Eileen Jackson retired from the Union at 70. Then, at the behest of Tribune editor Neil Morgan, she returned in 1981 to write a column in the Tribune.
- "My father was in the Crusaders, a national organization that was pretty powerful in San Diego, which was part Christian Identity. It’s a church which espouses the doctrine that whites are the chosen people and that no one else fits into the agenda. It was a street-action-oriented church, somewhat related to what Reverend [Dorman] Owens did with abortion. They were religious, but they were out there in the streets. They were anti-Catholic."
- By Abe Opincar, Nov. 10, 1988
Tom and John Metzger. "I got hit in school because I was Tom Metzger’s son and ... that hurts, you know, it hurts you."
"Once I was at a dinner where I was given an award for Helen’s biography, and afterwards a woman told me she owned a chair in which the real Ramona had sat."
- During late winter and early spring of every year, a bit of confusion reigns up north in the town of Ramona. The folks at the chamber of commerce there get a rash of long-distance phone calls and upwards of twenty-five letters a day — many of them with checks enclosed — from people all over the nation who want to buy tickets to the Ramona Outdoor Pageant, which they believe to be held each spring in the town of Ramona.
- By Roger Anderson, Sept. 29, 1988
- We stood outside her Mission Hills home. She nodded toward a two-story house half a block uphill and said, "That was my father’s house." She led the way down stone steps set into a steep incline, toward her own house. Halfway down the steps, she stopped, looked back over her shoulder, and laughed. "Last Sunday we tried to have a party here. But our friends are too old. They couldn't manage these steps. We moved the party to our daughter's place."
- By Judith Moore, June 30, 1988
- Now that he’s out of jail, off probation, and living contentedly in Vista, former San Diego vice squad officer Bob Hannibal can finally talk publicly about the job that precipitated his downfall.
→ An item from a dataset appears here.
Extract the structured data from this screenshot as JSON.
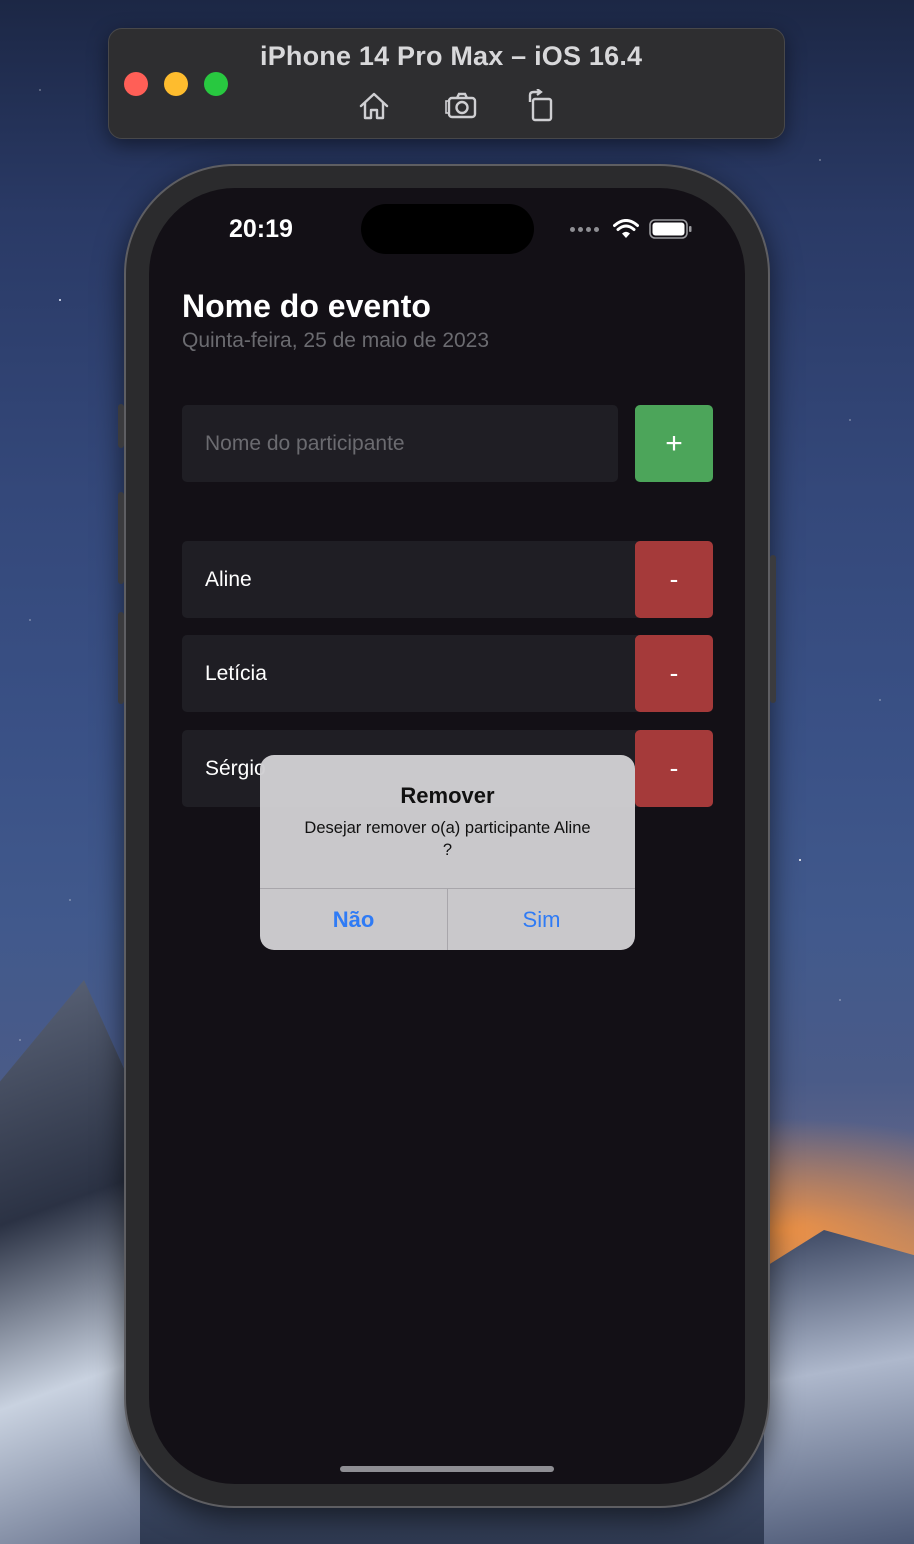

He says that going to jail was “the best thing that ever happened to me. It turned my life around. I became sober; it saved my marriage; I learned to communicate; I learned to be an individual and not a cop."
- By Neal Matthews, Sept. 22, 1988
Hannibal (right) gets commendation from police chief Kolender, 1983.
- One of the oddest of these noises, an irregular bumping sound heard frequently in the rocks and ridges off the beaches from the La Jolla Caves south to Bird Rock, had been a disconcerting mystery to me for fifteen years. Then about three weeks ago, while free-diving (without the aid of compressed-air tanks) near the Children’s Pool off La Jolla, this little mystery began to unravel. Dropping fifteen feet down to a ridge fringed with eel grass, I noticed that the startling bumping sound seemed to be coming from inside the ridge.
- By Neal Matthews, Aug. 11, 1988
Diver approaches garibaldi: “I reached out for it and saw its thick orange lips purse in reaction, then blow. That mysterious bumping sound!”
- Sixty-six years ago, Edward Wyllis Scripps, the premier newspaper baron of nineteenth-century America, sat aboard his yacht the Ohio, which lay in the still waters off Jacksonville, Florida. On that day in 1922, he took pen in hand and deprived all but one of his children of the legacy of his vast media empire. By then his relationship |with his wife and family had so deteriorated that he was forced to desert Rancho Miramar, the sprawling 2100-acre ranch he had blasted out of the dusty scrub country north of San Diego.
- By Matt Potter, April 7, 1988
Family portrait, circa 1915. Front row: E. Virginia Scripps, Ellen Browning Scripps, E.W. Scripps, sons Robert and John, Nackie Scripps (Mrs. E.W. Scripps), Mrs. James Scripps, E.W.’s mother, Judith Osborne. Back row: Fred Scripps, Mrs. Willam Scripps, William Scripps, James E. Scripps.
Courtesy of Charles E. Scripps
- The roosters start at exactly 4:52 a.m. At first it’s just one restless old bird grumping about the long winter night. But before long, his rabble-rousing has stirred every chicken within a mile of town. By 5:00 a.m. the place sounds like the Chicken Tabernacle Choir, and nobody in Slab City can sleep. At least nobody with his hearing aid on.
- By Steve Sorensen, March 10, 1988
Rusty Lee Jones is the closest thing to a mayor Slab City has, and he doesn’t like to hear anything bad about the town.
- What?! Can this be right? Actual, literal Q and A with R * O * G * E * R H * E * D * G * E * C * O * C * K, who you thought would rather lose his dingus than submit to another, ulp, ordeal by newsprint??? Yup, that’s right: not a bluff, nor ploy, nor “yellow journalistic” slight of copy. Your eyes, and this newssheet, deceive you not. The real “thing,” daddy-o!
- By Richard Meltzer, March 24, 1988
I go for a score: male-bonding gambit #502. “I understand” — dig this — “we’ve got something in common. Both of us were 4-F during the Vietnam War.”